  26. Summing up • Most of the “usual suspects” are not causes of alleged fiscal difficulties • Fiscal benefits of expansive growth may be overrated • Most of us could easily afford higher property tax, however a significant minority cannot • Tax-exempt property contributes to high tax bills • Small commercial tax base contributes to high tax bills.

  27. Fiscal concerns are not trump • Demographics • We’re attracting an older, less diverse population • Declining school enrollments • Livability and Sustainability • See Williamstown Master Plan, Open Space Plan, etc.

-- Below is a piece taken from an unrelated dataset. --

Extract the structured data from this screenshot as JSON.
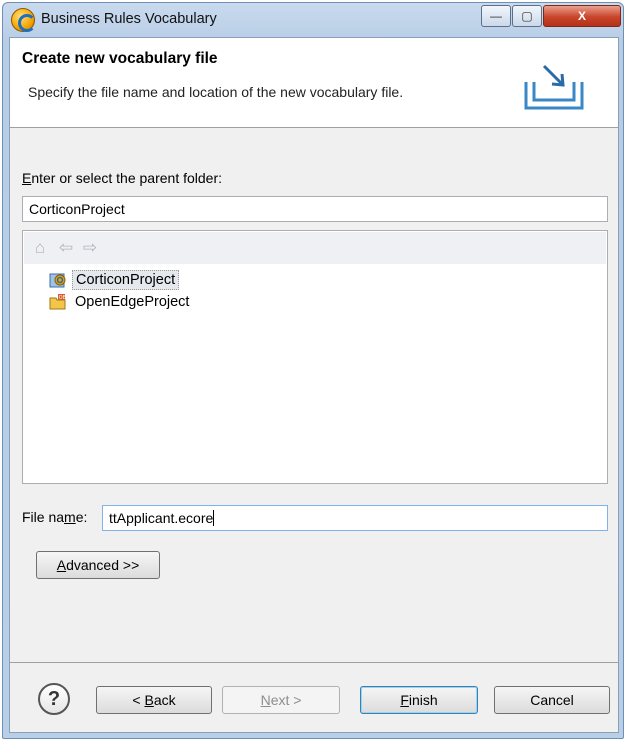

  28. Planning Board Projects for 2008-2009 Review of Village Business District Current Village Business District (VBD) is comprised of two non-contiguous areas - one generally comprised of Spring Street, the other by upper Water Street Current purpose is to accommodate a broad mixture of uses in a compact pedestrian-oriented environment Master plan calls for promoting growth in downtown core Recent permitting for Spring Street project identified several obstacles to growth

  29. Village Business District (cont) Goal of VBD review is to see if acceptable development can be facilitated Under consideration: • Review amount of set-back from residential uses • Adding special permit authority to increase building heights above 35 feet • Review requirement for on-site stormwater recharge if storm sewer is available • Need for more off-street parking for Water and Spring • Possible linkage of VBD between Spring Street and Water Street

  30. The Village Business District

  31. Planning Board Projects for 2008-2009 Low Impact Development Perennial problem of flooding – damage to homes and property, erosion, damage to water resources New developments may increase flooding if not planned properly Low Impact Development (LID) is an approach to stormwater management that relies on low-tech controls at the source Goal is to ensure that flood control after development is better than or equal to pre-development conditions

  32. Low Impact Development (cont) Goal is to control stormwater at the source through small-scale management techniques, rather than just pipe all water to a low point and discharge. Key elements include the practice of reducing impervious cover, and using green space and natural areas to allow control of flow and to promote percolation Use of permeable pavements, rain gardens, grassed swales Part of effort is to reduce the building envelope to what is needed, so that other permeable areas allow for infiltration Less reliance on large structures like detention basins, catch basins and and pipes